Brief
Reproduce the records word for word, with nothing left out.

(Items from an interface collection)
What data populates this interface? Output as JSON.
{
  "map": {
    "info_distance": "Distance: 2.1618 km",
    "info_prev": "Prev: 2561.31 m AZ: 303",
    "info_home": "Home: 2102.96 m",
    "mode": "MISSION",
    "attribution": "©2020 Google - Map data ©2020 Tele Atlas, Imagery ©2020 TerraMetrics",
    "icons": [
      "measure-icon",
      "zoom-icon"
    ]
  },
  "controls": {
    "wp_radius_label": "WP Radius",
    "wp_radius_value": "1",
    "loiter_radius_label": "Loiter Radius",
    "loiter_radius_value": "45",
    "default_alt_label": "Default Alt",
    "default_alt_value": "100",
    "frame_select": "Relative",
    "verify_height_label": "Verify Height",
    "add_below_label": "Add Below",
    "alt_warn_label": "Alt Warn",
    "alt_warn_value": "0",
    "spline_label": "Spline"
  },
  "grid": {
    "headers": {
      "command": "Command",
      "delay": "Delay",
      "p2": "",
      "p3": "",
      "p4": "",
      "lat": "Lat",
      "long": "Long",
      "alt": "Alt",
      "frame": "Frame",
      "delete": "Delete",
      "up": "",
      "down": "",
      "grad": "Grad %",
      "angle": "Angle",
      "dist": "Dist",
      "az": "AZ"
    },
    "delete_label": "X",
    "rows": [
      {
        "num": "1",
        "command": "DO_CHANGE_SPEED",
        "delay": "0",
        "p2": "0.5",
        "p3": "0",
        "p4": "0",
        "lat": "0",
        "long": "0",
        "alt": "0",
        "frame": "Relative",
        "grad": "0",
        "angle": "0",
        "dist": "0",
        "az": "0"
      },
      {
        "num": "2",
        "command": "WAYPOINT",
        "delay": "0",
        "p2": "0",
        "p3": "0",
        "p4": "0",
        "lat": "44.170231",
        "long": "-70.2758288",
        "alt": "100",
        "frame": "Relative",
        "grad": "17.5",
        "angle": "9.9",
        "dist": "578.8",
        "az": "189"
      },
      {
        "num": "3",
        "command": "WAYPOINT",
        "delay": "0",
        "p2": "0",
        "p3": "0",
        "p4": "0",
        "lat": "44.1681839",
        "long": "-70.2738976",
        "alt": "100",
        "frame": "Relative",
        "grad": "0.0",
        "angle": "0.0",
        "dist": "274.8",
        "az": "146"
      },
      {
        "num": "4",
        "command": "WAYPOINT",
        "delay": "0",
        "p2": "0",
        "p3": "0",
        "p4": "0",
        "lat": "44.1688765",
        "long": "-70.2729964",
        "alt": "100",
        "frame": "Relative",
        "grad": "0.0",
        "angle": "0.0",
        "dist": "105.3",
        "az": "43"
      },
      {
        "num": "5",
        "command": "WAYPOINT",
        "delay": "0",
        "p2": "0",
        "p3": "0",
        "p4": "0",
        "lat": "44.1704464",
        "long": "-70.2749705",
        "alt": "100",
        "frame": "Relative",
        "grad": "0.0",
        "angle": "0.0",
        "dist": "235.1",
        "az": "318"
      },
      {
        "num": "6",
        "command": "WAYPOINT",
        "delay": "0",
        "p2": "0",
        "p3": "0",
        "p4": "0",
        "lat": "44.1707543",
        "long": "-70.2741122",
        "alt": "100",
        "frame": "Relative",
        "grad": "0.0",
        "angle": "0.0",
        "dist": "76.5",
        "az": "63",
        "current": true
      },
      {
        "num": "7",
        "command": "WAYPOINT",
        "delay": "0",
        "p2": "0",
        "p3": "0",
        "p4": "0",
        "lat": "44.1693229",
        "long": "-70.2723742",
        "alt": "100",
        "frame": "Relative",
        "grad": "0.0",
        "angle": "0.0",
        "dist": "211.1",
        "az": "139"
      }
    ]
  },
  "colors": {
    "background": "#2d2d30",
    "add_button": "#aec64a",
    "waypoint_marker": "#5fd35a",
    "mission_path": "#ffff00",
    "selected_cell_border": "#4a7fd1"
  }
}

Exercise response
What data populates this interface? Output as JSON.
{
  "map": {
    "info_distance": "Distance: 2.1618 km",
    "info_prev": "Prev: 2561.31 m AZ: 303",
    "info_home": "Home: 2102.96 m",
    "mode": "MISSION",
    "attribution": "©2020 Google - Map data ©2020 Tele Atlas, Imagery ©2020 TerraMetrics",
    "icons": [
      "measure-icon",
      "zoom-icon"
    ]
  },
  "controls": {
    "wp_radius_label": "WP Radius",
    "wp_radius_value": "1",
    "loiter_radius_label": "Loiter Radius",
    "loiter_radius_value": "45",
    "default_alt_label": "Default Alt",
    "default_alt_value": "100",
    "frame_select": "Relative",
    "verify_height_label": "Verify Height",
    "add_below_label": "Add Below",
    "alt_warn_label": "Alt Warn",
    "alt_warn_value": "0",
    "spline_label": "Spline"
  },
  "grid": {
    "headers": {
      "command": "Command",
      "delay": "Delay",
      "p2": "",
      "p3": "",
      "p4": "",
      "lat": "Lat",
      "long": "Long",
      "alt": "Alt",
      "frame": "Frame",
      "delete": "Delete",
      "up": "",
      "down": "",
      "grad": "Grad %",
      "angle": "Angle",
      "dist": "Dist",
      "az": "AZ"
    },
    "delete_label": "X",
    "rows": [
      {
        "num": "1",
        "command": "DO_CHANGE_SPEED",
        "delay": "0",
        "p2": "0.5",
        "p3": "0",
        "p4": "0",
        "lat": "0",
        "long": "0",
        "alt": "0",
        "frame": "Relative",
        "grad": "0",
        "angle": "0",
        "dist": "0",
        "az": "0"
      },
      {
        "num": "2",
        "command": "WAYPOINT",
        "delay": "0",
        "p2": "0",
        "p3": "0",
        "p4": "0",
        "lat": "44.170231",
        "long": "-70.2758288",
        "alt": "100",
        "frame": "Relative",
        "grad": "17.5",
        "angle": "9.9",
        "dist": "578.8",
        "az": "189"
      },
      {
        "num": "3",
        "command": "WAYPOINT",
        "delay": "0",
        "p2": "0",
        "p3": "0",
        "p4": "0",
        "lat": "44.1681839",
        "long": "-70.2738976",
        "alt": "100",
        "frame": "Relative",
        "grad": "0.0",
        "angle": "0.0",
        "dist": "274.8",
        "az": "146"
      },
      {
        "num": "4",
        "command": "WAYPOINT",
        "delay": "0",
        "p2": "0",
        "p3": "0",
        "p4": "0",
        "lat": "44.1688765",
        "long": "-70.2729964",
        "alt": "100",
        "frame": "Relative",
        "grad": "0.0",
        "angle": "0.0",
        "dist": "105.3",
        "az": "43"
      },
      {
        "num": "5",
        "command": "WAYPOINT",
        "delay": "0",
        "p2": "0",
        "p3": "0",
        "p4": "0",
        "lat": "44.1704464",
        "long": "-70.2749705",
        "alt": "100",
        "frame": "Relative",
        "grad": "0.0",
        "angle": "0.0",
        "dist": "235.1",
        "az": "318"
      },
      {
        "num": "6",
        "command": "WAYPOINT",
        "delay": "0",
        "p2": "0",
        "p3": "0",
        "p4": "0",
        "lat": "44.1707543",
        "long": "-70.2741122",
        "alt": "100",
        "frame": "Relative",
        "grad": "0.0",
        "angle": "0.0",
        "dist": "76.5",
        "az": "63",
        "current": true
      },
      {
        "num": "7",
        "command": "WAYPOINT",
        "delay": "0",
        "p2": "0",
        "p3": "0",
        "p4": "0",
        "lat": "44.1693229",
        "long": "-70.2723742",
        "alt": "100",
        "frame": "Relative",
        "grad": "0.0",
        "angle": "0.0",
        "dist": "211.1",
        "az": "139"
      }
    ]
  },
  "colors": {
    "background": "#2d2d30",
    "add_button": "#aec64a",
    "waypoint_marker": "#5fd35a",
    "mission_path": "#ffff00",
    "selected_cell_border": "#4a7fd1"
  }
}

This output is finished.